I'm late today because I just got back from Atlanta. Forgive me.
Today's topic: How far should you push back on an IRS assessment? There is no hard and fast rule, but there are guidelines. If the assessment is small, it could cost more to fight than to pay. In my opinion, cutting off your nose to spite your face is foolish and a waste of time. This is the first consideration when dealing with an IRS assessment.
When the assessment is meaningful, you have a tough decision to make. If the assessment is due to an audit, appeals is your first defense. Every audit in my office ends up in appeals if the IRS assesses additional taxes, unless it is really small. Auditors look at verifiable facts only. They will deny any deduction due to lost receipts, etc. In most cases, it all comes back in appeals. Even if you played fast and loose, appeals frequently reduces the assessment, depending on the circumstances.

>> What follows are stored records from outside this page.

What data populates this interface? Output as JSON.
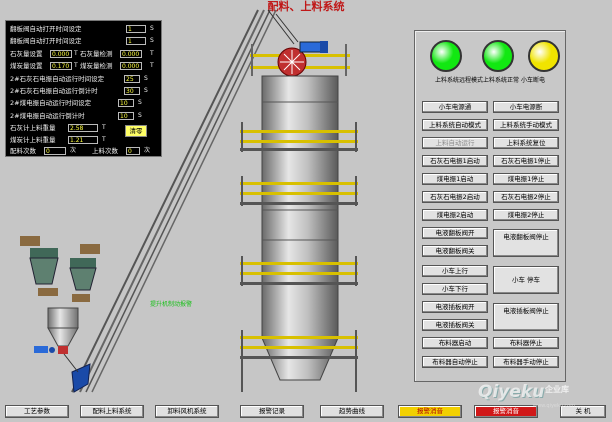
{
  "title": "配料、上料系统",
  "params": {
    "rows": [
      {
        "label": "翻板阀自动打开时间设定",
        "value": "1",
        "unit": "S"
      },
      {
        "label": "翻板阀自动打开时间设定",
        "value": "1",
        "unit": "S"
      },
      {
        "label": "石灰量设置",
        "value": "0.000",
        "unit": "T",
        "label2": "石灰量检测",
        "value2": "0.000",
        "unit2": "T"
      },
      {
        "label": "煤炭量设置",
        "value": "0.170",
        "unit": "T",
        "label2": "煤炭量检测",
        "value2": "0.000",
        "unit2": "T"
      },
      {
        "label": "2#石灰石电振自动运行时间设定",
        "value": "25",
        "unit": "S"
      },
      {
        "label": "2#石灰石电振自动运行倒计时",
        "value": "30",
        "unit": "S"
      },
      {
        "label": "2#煤电振自动运行时间设定",
        "value": "10",
        "unit": "S"
      },
      {
        "label": "2#煤电振自动运行倒计时",
        "value": "10",
        "unit": "S"
      },
      {
        "label": "石灰计上料重量",
        "value": "2.58",
        "unit": "T"
      },
      {
        "label": "煤炭计上料重量",
        "value": "1.21",
        "unit": "T"
      }
    ],
    "batch_label": "配料次数",
    "batch_value": "0",
    "batch_unit": "次",
    "load_label": "上料次数",
    "load_value": "0",
    "load_unit": "次",
    "clear_label": "清零"
  },
  "lamps": [
    {
      "name": "remote-mode",
      "color": "#12e812"
    },
    {
      "name": "system-normal",
      "color": "#12e812"
    },
    {
      "name": "trolley-power",
      "color": "#f0e400"
    }
  ],
  "lamp_caption": "上料系统远程模式上料系统正常 小车断电",
  "controls": {
    "trolley_power_on": "小车电源通",
    "trolley_power_off": "小车电源断",
    "load_auto": "上料系统自动模式",
    "load_manual": "上料系统手动模式",
    "load_auto_run": "上料自动运行",
    "load_reset": "上料系统复位",
    "lime_vib1_start": "石灰石电振1启动",
    "lime_vib1_stop": "石灰石电振1停止",
    "coal_vib1_start": "煤电振1启动",
    "coal_vib1_stop": "煤电振1停止",
    "lime_vib2_start": "石灰石电振2启动",
    "lime_vib2_stop": "石灰石电振2停止",
    "coal_vib2_start": "煤电振2启动",
    "coal_vib2_stop": "煤电振2停止",
    "flap_open": "电液翻板阀开",
    "flap_close": "电液翻板阀关",
    "flap_stop": "电液翻板阀停止",
    "trolley_up": "小车上行",
    "trolley_down": "小车下行",
    "trolley_stop": "小车 停车",
    "plug_open": "电液插板阀开",
    "plug_close": "电液插板阀关",
    "plug_stop": "电液插板阀停止",
    "dist_start": "布料器启动",
    "dist_stop": "布料器停止",
    "dist_auto_stop": "布料器自动停止",
    "dist_manual_stop": "布料器手动停止"
  },
  "hoist_label": "提升机制动报警",
  "nav": [
    {
      "label": "工艺参数"
    },
    {
      "label": "配料上料系统"
    },
    {
      "label": "卸料风机系统"
    },
    {
      "label": "报警记录"
    },
    {
      "label": "趋势曲线"
    },
    {
      "label": "报警消音"
    },
    {
      "label": "报警消音"
    },
    {
      "label": "关 机"
    }
  ],
  "watermark": {
    "text": "Qiyeku",
    "sub": "企业库",
    "url": "www.qiyeku.com"
  }
}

Appeals usually gives you about as much as you'll get in tax court. However, if they don't give that much, file with the tax court. The IRS has people that will work hard to get you off the tax court calendar. Be reasonable when filing, but don't rule out this powerful tool.
Sometimes it makes sense to file for abatement. If a large part of the assessment is penalties, abatement can help. Unfortunately, it is an all or none proposition; you either get full abatement or none. Fortunately, a lot of abatement requests are granted.
A Due Process Hearing is another option if you feel the IRS took an incorrect position. This requires its own post at a future date. Stay tuned.
And, of course, the Offer in Compromise. You see the ads on TV about IRS debt; that is what they are talking about. I recommend a competent local accountant instead of the TV guys. The TV guys charge a lot, tell you the offer will fly when they haven't followed the formula the IRS will accept, and have a low success rate. Your friendly accountant should have experience in Offers in Compromise and should have a reasonable fee.
It must be noted that federal taxes due have a statute of limitation of 10 years. That means the IRS gets 10 years to swing at you after you file your tax return or the due date of the return, whichever is later. If you own real estate, the IRS will attach it and the statute is less a tool for you.
The Offer in Compromise, tax court filings, and Due Process Hearings stop the statute of limitation clock while your request is considered. If you are approaching the 10 years and don't own real estate, you may wish to sit tight for the tax to expire instead. The clock restarts after the IRS rules on your request.
It is a good idea to get an experienced accountant on your side when dealing with these issues. At least now you can discuss your options with your accountant from a position of knowledge.